I wonder if people have the idea that artists drift into their studios with a nice cup of tea in the morning and sit at their easels, immediately entering their magical creative world of making art. Oh how I wish!!
I have always imagined Monet just wandering into his beautiful garden, setting up his easel and painting a masterpiece but even he must have had to prep canvases, buy materials and clean his brushes! My studio descends into creative chaos fairly quickly so there is regular sorting out and tidying up to do – including shifting the odd spider or two! And I’m usually stepping over a dog -or three – while all this is going on. Hamish, the eldest and smallest art critic of the pack, spends his time in the one and only armchair and has to be turfed off for visitors!
Getting it ‘out there.’
Then there’s the whole marketing thing, which does not come naturally to me nor any artists I know! But there’s no point in making lovely art if nobody knows you’re doing it. I have my beautifully designed website which I could never have managed on my own, created by the lovely Lynn (Colony of Ants Web Design) and I am learning how to use social media to connect with people who – hopefully – will enjoy my art. Getting to grips with Instagram stories and reels is a bit of a challenge but I have discovered the beautiful and extremely helpful Natalia @yesartmarketing and am finally beginning to make a bit of headway. Sometimes its good to admit you don’t know everything and to get a bit of help.
The artist’s year is actually busier than you might think. There are usually exhibitions to prepare for in spring, summer and autumn, so not only do you need a body of work ready to exhibit but there’s a ton of admin in terms of paperwork including photos, application forms, and fees to attend to. And – for the technically challenged like myself – another whole minefield of taking photos, converting to jpegs or whatever, and resizing them so they are the right file size for wherever they are going. And if I sound like I know what I’m talking about that’s a fluke! Plus, I’m hopeless with any sort of power tool so himself has to be asked to fit mirror plates to the picture frames as most exhibition spaces demand them for health and safety.
Then we have the annual Art Trail when local artists open their studios for visitors. Prep here usually involves making cakes which is no hardship! And again having work to sell, including greeting cards and unframed pictures so that there is a wide range of things for folk to choose from should they wish to buy.

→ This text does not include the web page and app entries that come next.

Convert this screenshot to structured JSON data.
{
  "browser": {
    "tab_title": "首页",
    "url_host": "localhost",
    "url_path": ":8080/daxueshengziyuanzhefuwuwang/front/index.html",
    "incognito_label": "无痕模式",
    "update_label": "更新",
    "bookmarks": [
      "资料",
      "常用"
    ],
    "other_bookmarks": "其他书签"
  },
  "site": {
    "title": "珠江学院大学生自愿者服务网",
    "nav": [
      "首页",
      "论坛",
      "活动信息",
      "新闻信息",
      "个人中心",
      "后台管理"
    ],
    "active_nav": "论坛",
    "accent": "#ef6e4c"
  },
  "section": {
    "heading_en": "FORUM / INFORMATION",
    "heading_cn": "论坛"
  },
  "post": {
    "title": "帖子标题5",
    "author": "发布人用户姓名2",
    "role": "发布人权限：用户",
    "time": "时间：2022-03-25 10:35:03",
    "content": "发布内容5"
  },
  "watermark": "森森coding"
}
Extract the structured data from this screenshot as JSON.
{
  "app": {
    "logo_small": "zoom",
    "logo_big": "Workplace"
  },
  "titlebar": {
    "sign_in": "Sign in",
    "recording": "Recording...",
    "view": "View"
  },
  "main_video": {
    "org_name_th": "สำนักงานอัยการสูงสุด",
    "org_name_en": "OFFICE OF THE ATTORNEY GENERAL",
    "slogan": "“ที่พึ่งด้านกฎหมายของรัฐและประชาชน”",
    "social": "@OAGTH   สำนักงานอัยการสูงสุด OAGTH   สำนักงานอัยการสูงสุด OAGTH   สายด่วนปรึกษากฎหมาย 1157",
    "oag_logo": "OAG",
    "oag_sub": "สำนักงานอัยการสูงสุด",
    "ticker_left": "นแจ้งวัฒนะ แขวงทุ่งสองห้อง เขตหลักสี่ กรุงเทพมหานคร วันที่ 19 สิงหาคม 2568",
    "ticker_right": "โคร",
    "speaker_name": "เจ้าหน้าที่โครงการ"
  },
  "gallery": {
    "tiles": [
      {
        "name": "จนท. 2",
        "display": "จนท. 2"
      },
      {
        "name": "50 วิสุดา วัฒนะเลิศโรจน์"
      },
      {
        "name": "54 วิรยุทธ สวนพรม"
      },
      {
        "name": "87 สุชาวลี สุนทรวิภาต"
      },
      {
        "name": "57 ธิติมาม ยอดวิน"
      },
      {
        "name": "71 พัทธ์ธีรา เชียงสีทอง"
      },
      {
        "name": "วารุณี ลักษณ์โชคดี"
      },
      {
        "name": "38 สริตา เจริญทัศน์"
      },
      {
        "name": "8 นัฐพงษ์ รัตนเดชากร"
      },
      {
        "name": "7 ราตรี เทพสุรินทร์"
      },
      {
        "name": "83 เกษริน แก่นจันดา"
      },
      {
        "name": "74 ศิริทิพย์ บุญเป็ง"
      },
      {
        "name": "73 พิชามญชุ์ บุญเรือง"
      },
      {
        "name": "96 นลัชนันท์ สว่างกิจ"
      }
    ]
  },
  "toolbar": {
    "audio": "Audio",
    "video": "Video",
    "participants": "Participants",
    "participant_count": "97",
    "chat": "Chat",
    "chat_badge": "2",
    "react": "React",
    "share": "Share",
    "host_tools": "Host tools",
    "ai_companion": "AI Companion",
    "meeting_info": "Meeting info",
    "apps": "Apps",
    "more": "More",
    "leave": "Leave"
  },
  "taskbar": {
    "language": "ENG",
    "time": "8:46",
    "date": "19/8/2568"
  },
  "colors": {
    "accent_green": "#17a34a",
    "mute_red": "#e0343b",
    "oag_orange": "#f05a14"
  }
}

Painting! Painting itself is pure pleasure. Another world where I get to play with colour and texture, and to fill a canvas with feelings, memories and impressions of things I love. Its a way of becoming completely mindful and lost in the moment. Sometimes it flows and sometimes its a push and pull until I can finally get onto the canvas what I have in my head. Occasionally the paint all gets scraped off and I start again. Whether its the buttery feel of oil paint, the softness of pastel or the transulscent effects of watercolour, I get lost in the magic. I lose all sense of time and am always pleasantly surprised when the studio door opens and in comes himself with a cup of coffee and a snack. In the winter when its cold and damp outside and the studio log burner is lit, we sometimes have lunch in there too – to be shared with the dogs needless to say!
Passing on the Love
Pure joy is when somebody, somewhere, sees a piece of my art and connects with it. This is usually an immediate emotional response to a painting, it just resonates with them. On occasion they may generously take the time to let me know they like it and why – which fills me full of happy butterflies!
And when somebody loves my art enough to want to own it, then that’s the high point for me – the knowledge that they will enjoy and take pleasure in that painting for years to come. My hope is that it will bring colour, enjoyment and happiness to their home and enrich their lives. It feels like passing on the love I felt as I was creating it in my studio.
So far this summer I have sold four paintings to absolutely lovely people who obviously ‘get’ my art – it’s such a thrill and I couldn’t be happier, or indeed more grateful.